A statement from Stacey Wilson-Norman, assistant superintendent of elementary curriculum and instruction, appears below and beyond the jump. As promised in yesterday's story, we're providing their response in full.
A Q&A on the program provided by DPS and forwarded from school board member Kirsten Kainz is also available: Download Questions-Answers-DPS-Reading-Street
In 2008-09 Durham Public Schools brought in three national reading experts to conduct a literacy audit of programs and practices to provide guidance to us in improving student achievement in reading. The audit found issues in vocabulary, fluency and comprehension. Following the audit, DPS principals formed a task force to review the audit findings and develop priorities for literacy. These steps were taken because reading data for our elementary schools clearly show that all students must be taught the state’s reading standards.
Principals identified needs for more time on task and improvements in classroom instruction in literacy.
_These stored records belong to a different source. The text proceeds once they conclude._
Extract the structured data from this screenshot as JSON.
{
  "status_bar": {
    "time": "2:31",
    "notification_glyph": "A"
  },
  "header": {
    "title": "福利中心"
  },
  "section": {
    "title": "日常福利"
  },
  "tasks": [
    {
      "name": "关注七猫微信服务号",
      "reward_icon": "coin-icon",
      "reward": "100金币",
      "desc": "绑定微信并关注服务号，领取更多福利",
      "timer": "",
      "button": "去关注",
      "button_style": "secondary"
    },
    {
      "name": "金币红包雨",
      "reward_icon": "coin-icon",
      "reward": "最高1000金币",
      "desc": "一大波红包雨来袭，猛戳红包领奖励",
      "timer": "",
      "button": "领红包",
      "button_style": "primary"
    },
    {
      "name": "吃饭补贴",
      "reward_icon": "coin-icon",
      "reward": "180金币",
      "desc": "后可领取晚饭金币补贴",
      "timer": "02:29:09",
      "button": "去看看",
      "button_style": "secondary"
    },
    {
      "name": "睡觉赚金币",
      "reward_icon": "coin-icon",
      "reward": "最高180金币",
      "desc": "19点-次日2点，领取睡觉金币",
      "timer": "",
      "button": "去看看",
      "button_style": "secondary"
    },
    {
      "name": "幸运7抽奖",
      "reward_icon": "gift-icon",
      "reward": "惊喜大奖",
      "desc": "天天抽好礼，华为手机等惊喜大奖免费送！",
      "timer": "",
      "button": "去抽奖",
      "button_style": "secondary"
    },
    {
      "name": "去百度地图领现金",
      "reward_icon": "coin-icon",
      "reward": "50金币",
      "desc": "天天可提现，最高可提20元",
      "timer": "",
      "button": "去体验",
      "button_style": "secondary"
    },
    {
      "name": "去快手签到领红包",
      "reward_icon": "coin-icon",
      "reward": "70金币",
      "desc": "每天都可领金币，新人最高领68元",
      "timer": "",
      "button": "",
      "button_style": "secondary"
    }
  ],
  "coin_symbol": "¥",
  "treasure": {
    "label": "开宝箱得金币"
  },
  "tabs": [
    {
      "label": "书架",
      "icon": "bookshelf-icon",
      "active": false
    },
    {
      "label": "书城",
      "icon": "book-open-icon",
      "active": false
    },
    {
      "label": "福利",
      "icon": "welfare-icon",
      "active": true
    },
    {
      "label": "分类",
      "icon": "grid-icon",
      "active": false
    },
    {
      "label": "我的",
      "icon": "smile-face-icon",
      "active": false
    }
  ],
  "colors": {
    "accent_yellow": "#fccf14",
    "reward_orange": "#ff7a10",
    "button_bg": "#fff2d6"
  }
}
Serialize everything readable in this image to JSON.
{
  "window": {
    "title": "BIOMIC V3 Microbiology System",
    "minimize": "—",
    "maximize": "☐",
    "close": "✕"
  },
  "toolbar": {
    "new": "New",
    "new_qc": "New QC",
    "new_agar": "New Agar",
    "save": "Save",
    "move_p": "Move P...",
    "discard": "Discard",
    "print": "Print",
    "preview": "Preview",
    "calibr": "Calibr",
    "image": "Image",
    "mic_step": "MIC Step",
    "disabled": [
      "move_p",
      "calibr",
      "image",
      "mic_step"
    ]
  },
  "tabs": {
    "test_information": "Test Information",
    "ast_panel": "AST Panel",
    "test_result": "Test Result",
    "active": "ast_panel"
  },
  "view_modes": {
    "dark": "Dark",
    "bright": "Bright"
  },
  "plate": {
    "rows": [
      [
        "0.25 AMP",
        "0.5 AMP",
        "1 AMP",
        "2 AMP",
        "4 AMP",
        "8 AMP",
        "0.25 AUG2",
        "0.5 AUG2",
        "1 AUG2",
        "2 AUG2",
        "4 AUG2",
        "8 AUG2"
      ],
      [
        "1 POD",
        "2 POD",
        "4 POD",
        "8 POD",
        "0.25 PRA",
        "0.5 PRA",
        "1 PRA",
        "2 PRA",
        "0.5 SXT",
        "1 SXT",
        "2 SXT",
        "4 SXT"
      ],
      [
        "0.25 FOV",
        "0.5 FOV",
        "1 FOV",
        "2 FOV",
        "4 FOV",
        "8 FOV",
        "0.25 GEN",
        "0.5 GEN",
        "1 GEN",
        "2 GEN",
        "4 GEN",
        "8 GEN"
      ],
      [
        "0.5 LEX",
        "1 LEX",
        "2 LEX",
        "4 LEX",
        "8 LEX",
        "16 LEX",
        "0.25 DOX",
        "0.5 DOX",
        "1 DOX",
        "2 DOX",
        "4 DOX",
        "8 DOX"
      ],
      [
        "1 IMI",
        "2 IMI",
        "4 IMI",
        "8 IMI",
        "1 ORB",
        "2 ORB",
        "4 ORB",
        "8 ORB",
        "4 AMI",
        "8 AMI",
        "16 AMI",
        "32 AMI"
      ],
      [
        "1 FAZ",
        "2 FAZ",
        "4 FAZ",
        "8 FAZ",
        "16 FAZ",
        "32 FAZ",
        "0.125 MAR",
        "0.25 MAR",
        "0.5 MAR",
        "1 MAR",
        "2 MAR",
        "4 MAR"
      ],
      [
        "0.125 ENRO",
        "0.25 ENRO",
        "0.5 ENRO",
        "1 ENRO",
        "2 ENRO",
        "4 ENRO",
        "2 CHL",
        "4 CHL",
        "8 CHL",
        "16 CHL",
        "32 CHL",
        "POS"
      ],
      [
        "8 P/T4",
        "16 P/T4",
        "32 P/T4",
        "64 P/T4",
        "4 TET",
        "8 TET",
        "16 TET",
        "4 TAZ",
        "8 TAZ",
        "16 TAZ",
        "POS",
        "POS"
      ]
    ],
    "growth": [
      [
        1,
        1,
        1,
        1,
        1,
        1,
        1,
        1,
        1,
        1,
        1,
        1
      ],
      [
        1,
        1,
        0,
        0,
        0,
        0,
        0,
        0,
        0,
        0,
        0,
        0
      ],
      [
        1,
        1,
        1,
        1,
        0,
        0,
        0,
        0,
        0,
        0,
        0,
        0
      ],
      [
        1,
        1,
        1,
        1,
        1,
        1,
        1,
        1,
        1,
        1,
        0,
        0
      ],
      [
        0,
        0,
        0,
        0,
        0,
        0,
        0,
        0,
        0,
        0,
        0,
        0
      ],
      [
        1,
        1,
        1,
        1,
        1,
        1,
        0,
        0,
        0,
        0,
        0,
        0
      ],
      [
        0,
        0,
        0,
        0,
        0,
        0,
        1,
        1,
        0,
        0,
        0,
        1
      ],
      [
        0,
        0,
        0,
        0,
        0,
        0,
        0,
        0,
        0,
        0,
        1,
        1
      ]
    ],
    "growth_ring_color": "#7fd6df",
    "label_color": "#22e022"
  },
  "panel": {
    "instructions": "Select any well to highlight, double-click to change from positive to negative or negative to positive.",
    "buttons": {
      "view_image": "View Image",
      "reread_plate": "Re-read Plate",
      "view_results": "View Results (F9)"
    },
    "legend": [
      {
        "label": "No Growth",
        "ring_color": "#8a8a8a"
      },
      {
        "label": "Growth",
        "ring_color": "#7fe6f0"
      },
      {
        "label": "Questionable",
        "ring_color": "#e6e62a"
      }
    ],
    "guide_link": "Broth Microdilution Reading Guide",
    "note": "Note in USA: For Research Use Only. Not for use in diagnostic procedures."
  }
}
In 2006, DPS adopted the Reading Street comprehensive reading instruction program during the five-year textbook adoption cycle. (Note: some have confused Reading Street with Reading First--Reading First is the federal program that is in four of our schools.)
Reading Street is not a scripted program. Although it provides daily, weekly and long-range plans, teachers have flexibility to use their expertise on delivering vocabulary, mini-lessons, guided reading and word work components. We believe that Reading Street provides a good solution to the problems identified by the audit and our principals.
Each day, there is a 30-minute block of time when teachers can choose books from outside resources to use with their students, including books purchased by parent groups and books in the Media Center. Teacher assistants will support teachers in their work just as they always have in small group and one-on-one sessions. Academic coaches in schools will also support teachers in their work, and Central Services staff members will work with principals to monitor instruction in schools--just as we do now.
Our goal with the reading program is to teach children how to read the first time so they can accelerate their skills rather than spend teacher and class time teaching and re-teaching. I would be happy to talk with any parent or teacher who has questions about literacy and the need in Durham Public Schools to ensure that every child can read at the highest level. Feel free to call me at 560-3730.